In an article in today’s “Nezavisimaya gazeta,” that Moscow paper’s correspondent in Bishkek, Grigory Mikhaylov writes that “the youth of Kyrgyzstan are exchanging Russia for Syria,” a trend that is already worrisome in Syria now and likely to be in Kyrgyzstan and other Central Asian countries in the near future (ng.ru/cis/2015-12-09/7_kirgizia.html).
Officially, “more than 500 citizens of Kyrgyzstan are fighting in the Middle East,” but the actual number is likely higher. In any case, Mikhaylov says, “the number of participants is constantly growing and among the volunteers there are ever more women and children. Those migrants returning from the Russian Federation also often seek employment in other regions.”
Bishkek officials, increasingly alarmed by this pattern, have adopted “a complex of measures,” but most of those remain classified. Among those that have been reported in the media are prophylactic measures among soldiers and militiamen, strengthening of the special services, and the creation of a Center for the Study of the Religious Situation.
But many are concerned, the “Nezavisimaya gazeta” journalist says, by the fact that the authorities have not changed their rhetoric, provided support for moderate Muslim leaders, or developed the kind of expertise to identify extremism before it spreads. Instead, officials continue to blame problems on forces like “illiterate imams.”
Kadyr Malikov, a theologian, says that none of the civil or religious authorities have taken a clear position about two Kyrgyz citizens whom the authorities have identified as ISIS recruits. “The silence of the authorities shows,” he says, “that not one expert or theological can be confident that his security will be guaranteed by the state.”
Moreover, Mikhaylov continues, “a number of specialists [in Kyrgyzstan] are criticizing the leadership for a lack of flexibility and an inclination to apply harsh methods to religious activists. In the opinion of political analyst Parviz Mullodzhanov, ‘the authorities are driving representatives of moderate religious organization and radicals into one camp.”

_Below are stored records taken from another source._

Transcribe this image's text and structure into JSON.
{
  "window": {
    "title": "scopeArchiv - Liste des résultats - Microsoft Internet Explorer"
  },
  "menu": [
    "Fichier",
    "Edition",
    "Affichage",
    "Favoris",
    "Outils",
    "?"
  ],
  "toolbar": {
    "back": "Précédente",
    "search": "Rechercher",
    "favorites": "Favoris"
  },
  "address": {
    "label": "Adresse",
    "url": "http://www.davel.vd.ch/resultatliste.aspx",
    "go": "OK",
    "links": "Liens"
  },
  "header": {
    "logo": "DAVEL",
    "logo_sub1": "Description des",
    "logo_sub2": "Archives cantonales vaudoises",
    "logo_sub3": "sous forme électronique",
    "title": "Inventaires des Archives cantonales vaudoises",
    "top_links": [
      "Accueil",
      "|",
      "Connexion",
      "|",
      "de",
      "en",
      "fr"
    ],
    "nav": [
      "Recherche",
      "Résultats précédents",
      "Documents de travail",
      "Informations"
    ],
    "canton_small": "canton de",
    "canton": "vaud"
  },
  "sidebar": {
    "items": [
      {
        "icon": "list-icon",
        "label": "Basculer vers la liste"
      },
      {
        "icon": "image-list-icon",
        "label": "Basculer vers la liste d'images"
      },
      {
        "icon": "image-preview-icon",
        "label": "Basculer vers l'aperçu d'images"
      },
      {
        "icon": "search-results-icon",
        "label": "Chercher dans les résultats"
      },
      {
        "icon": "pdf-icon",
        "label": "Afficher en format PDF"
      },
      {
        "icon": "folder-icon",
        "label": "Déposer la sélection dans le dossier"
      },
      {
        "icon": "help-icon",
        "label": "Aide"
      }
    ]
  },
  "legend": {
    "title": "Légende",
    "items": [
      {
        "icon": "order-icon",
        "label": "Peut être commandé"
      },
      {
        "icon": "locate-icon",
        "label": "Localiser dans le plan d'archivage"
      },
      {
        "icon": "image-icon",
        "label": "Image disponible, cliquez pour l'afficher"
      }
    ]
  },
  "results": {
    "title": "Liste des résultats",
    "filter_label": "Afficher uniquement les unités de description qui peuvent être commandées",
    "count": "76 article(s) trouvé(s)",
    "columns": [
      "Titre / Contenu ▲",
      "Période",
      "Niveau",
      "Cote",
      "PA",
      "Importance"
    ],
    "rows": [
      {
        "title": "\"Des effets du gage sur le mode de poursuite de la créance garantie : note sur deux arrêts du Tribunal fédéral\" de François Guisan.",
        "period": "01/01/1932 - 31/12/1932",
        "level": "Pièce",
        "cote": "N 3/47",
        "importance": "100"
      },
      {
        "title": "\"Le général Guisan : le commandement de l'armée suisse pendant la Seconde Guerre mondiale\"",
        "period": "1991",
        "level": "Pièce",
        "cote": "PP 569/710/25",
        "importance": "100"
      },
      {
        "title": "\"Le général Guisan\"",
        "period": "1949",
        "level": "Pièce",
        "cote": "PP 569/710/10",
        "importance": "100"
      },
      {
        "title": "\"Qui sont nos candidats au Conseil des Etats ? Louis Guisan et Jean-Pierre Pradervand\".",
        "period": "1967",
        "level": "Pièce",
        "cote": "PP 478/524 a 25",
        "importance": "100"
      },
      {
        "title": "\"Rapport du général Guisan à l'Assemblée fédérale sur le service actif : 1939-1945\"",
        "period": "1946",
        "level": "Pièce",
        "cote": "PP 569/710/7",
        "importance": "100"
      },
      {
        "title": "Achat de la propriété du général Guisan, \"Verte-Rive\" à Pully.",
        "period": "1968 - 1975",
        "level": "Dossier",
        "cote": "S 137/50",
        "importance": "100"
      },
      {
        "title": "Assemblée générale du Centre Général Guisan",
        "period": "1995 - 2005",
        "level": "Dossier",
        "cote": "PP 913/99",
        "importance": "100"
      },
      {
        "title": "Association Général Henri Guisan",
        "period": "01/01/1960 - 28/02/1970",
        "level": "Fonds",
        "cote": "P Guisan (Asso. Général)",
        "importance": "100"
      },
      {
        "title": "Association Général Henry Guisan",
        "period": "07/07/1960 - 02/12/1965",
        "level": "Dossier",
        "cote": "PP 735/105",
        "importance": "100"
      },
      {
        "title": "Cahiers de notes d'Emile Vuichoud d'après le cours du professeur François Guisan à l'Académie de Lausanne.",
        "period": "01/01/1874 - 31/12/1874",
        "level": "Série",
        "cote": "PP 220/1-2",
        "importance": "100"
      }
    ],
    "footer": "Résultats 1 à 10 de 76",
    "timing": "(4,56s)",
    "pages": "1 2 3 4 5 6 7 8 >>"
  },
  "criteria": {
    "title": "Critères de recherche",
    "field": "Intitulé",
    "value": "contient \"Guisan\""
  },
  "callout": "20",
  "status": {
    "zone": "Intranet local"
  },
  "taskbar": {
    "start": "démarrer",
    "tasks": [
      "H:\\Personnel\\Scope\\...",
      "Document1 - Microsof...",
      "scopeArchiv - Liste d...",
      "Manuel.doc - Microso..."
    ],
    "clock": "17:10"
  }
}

And there, he says, “they are coming together.” To the extent that is so – and the experience of other post-Soviet states and others as well suggests that it is – the fallout from the collapse of the gastarbeiter possibilities in Russia for the rise of Islamist extremism in Central Asia are likely to be far larger than anyone currently imagines.